DATA FOR THE TASK:
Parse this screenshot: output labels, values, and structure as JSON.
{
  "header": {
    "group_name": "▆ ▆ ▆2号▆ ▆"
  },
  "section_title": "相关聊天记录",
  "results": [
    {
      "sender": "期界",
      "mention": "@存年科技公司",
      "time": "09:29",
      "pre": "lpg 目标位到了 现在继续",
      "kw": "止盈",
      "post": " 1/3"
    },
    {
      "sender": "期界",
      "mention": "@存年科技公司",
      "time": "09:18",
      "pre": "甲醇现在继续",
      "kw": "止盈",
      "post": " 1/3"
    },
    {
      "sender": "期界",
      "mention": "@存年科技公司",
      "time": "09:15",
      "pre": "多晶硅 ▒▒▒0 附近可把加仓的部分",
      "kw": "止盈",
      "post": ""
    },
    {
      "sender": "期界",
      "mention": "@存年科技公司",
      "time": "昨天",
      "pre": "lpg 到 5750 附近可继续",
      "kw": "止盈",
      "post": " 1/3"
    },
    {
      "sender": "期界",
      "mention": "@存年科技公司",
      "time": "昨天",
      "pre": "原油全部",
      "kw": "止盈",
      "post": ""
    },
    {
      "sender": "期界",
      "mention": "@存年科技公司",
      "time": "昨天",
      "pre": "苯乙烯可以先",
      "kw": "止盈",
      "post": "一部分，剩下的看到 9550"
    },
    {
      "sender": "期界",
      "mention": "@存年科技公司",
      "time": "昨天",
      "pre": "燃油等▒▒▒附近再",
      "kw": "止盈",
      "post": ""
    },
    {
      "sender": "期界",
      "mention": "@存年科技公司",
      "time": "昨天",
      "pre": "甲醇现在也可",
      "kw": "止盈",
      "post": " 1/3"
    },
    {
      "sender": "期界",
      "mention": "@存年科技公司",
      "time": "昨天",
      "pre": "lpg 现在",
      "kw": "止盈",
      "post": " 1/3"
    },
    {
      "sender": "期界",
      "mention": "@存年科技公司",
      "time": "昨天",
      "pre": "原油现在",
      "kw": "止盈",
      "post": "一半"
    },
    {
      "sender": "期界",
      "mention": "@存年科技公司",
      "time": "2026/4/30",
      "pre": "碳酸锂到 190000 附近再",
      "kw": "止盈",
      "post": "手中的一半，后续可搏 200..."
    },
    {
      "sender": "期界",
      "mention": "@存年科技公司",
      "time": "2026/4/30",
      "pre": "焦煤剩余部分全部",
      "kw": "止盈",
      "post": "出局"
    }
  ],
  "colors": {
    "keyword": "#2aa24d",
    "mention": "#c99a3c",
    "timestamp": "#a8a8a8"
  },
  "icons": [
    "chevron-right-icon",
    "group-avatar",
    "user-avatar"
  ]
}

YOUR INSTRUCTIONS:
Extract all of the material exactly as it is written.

EXPECTED ANSWER:
Parse this screenshot: output labels, values, and structure as JSON.
{
  "header": {
    "group_name": "▆ ▆ ▆2号▆ ▆"
  },
  "section_title": "相关聊天记录",
  "results": [
    {
      "sender": "期界",
      "mention": "@存年科技公司",
      "time": "09:29",
      "pre": "lpg 目标位到了 现在继续",
      "kw": "止盈",
      "post": " 1/3"
    },
    {
      "sender": "期界",
      "mention": "@存年科技公司",
      "time": "09:18",
      "pre": "甲醇现在继续",
      "kw": "止盈",
      "post": " 1/3"
    },
    {
      "sender": "期界",
      "mention": "@存年科技公司",
      "time": "09:15",
      "pre": "多晶硅 ▒▒▒0 附近可把加仓的部分",
      "kw": "止盈",
      "post": ""
    },
    {
      "sender": "期界",
      "mention": "@存年科技公司",
      "time": "昨天",
      "pre": "lpg 到 5750 附近可继续",
      "kw": "止盈",
      "post": " 1/3"
    },
    {
      "sender": "期界",
      "mention": "@存年科技公司",
      "time": "昨天",
      "pre": "原油全部",
      "kw": "止盈",
      "post": ""
    },
    {
      "sender": "期界",
      "mention": "@存年科技公司",
      "time": "昨天",
      "pre": "苯乙烯可以先",
      "kw": "止盈",
      "post": "一部分，剩下的看到 9550"
    },
    {
      "sender": "期界",
      "mention": "@存年科技公司",
      "time": "昨天",
      "pre": "燃油等▒▒▒附近再",
      "kw": "止盈",
      "post": ""
    },
    {
      "sender": "期界",
      "mention": "@存年科技公司",
      "time": "昨天",
      "pre": "甲醇现在也可",
      "kw": "止盈",
      "post": " 1/3"
    },
    {
      "sender": "期界",
      "mention": "@存年科技公司",
      "time": "昨天",
      "pre": "lpg 现在",
      "kw": "止盈",
      "post": " 1/3"
    },
    {
      "sender": "期界",
      "mention": "@存年科技公司",
      "time": "昨天",
      "pre": "原油现在",
      "kw": "止盈",
      "post": "一半"
    },
    {
      "sender": "期界",
      "mention": "@存年科技公司",
      "time": "2026/4/30",
      "pre": "碳酸锂到 190000 附近再",
      "kw": "止盈",
      "post": "手中的一半，后续可搏 200..."
    },
    {
      "sender": "期界",
      "mention": "@存年科技公司",
      "time": "2026/4/30",
      "pre": "焦煤剩余部分全部",
      "kw": "止盈",
      "post": "出局"
    }
  ],
  "colors": {
    "keyword": "#2aa24d",
    "mention": "#c99a3c",
    "timestamp": "#a8a8a8"
  },
  "icons": [
    "chevron-right-icon",
    "group-avatar",
    "user-avatar"
  ]
}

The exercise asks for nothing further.